  3. Innovative Design: Top manufacturers often develop better designs that lead to better performance, such as enhanced sealing technologies to prevent leaks and better thermal insulation.
  4. Warranties: A reputable manufacturer will provide more comprehensive warranties that cover defects in materials or workmanship, giving you some peace of mind during the product’s design life.
  5. Technical Support: Top manufacturers have competent technical departments who can help you with product selection, installation, maintenance, and repairs.


If you are a reputable and qualified heat & smoke vent or skylight manufacturer and feel that we’ve overlooked your company, feel free to contact us to ask to be added to this list.

See Heat and Smoke Vents on Amazon

See Skylights on Amazon

See Skylights at the Home Depot

Skylight Manufacturers List

Because of how similar these products are, skylights and heat & smoke vents are often manufactured by the same companies.

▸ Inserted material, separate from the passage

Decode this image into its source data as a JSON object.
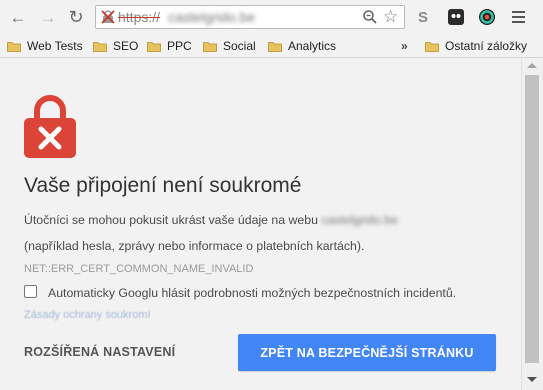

  • American Skylights – Commercial and residential skylights. Acrylic and polycarbonate. Unit skylights and skylight systems.
  • Artistic Skylight Domes Ltd. – Commercial and residential skylights. Acrylic and glass. 
  • Babcock-Davis – Daylighting smoke vents. Non-daylighting smoke vents. All smoke vents appear to be pop-up (fusible link) type.
  • CrystaLite, Inc. – Smoke vents – pop-up. Commercial and residential unit skylights. Glass and acrylic/polycarbonate. Tubular daylighting devices.
  • Derbigum – Tubular daylighting devices/solar tubes.
  • EXTECH Exterior Technologies – Translucent walls, commercial skylights (glass skylight systems, polycarbonate skylight framing systems), industrial windows. Custom skylight system design services.
  • FAKRO – Residential glass skylights.
  • Holcim Elevate (formerly Firestone Building Products) – Unit skylights, acrylic and polycarbonate.
  • IBP – Glass block, various applications. Curb-mounted glass block skylights. 
  • J. Sussman, Inc. – Custom-designed skylight systems. Various materials.
  • Kalwall Corp. – Large skylight systems. Unit skylights. Commercial and residential.
  • Kingspan Light + Air – Smoke vents, pop-up and drop-out. Unit skylights, acrylic and polycarbonate. Custom skylight designs. Polycarbonate translucent panels.
  • Major Industries, Inc. – Skylight systems. Unit skylights. Fiberglass, glass and polycarbonate.
  • Plasteco – Smoke vents – drop-out. Unit skylights and modular skylight systems. Acrylic, glass, and polycarbonate.
  • Rolled Steel Products, Inc. – Polycarbonate skylight panels for metal panel roofs.
  • Skyline Sky-Lites – Residential and commercial unit skylights, continuous skylights, and structural skylights in acrylic and glass.
  • Solar Innovations, Inc. – Custom-manufactured commercial and residential skylights in acrylic, glass, or polycarbonate.
  • Solatube International, Inc. – Commercial and residential tubular daylighting devices.
  • Sunoptics Prismatic Skylights – Pop-up smoke vents. Prismatic commercial and residential skylights.
  • Sun-Tek Skylights – Glass and polycarbonate skylights. Tubular daylighting. Residential, commercial, and custom skylights.
  • VELUX – Residential glass or acrylic skylights. Commercial skylight systems.
  • Versico – Acrylic commercial skylights.
  • Wasco Products, Inc. – Drop-out smoke vents. Residential and commercial skylights. Acrylic, glass, and polycarbonate. Unit skylights and skylight systems.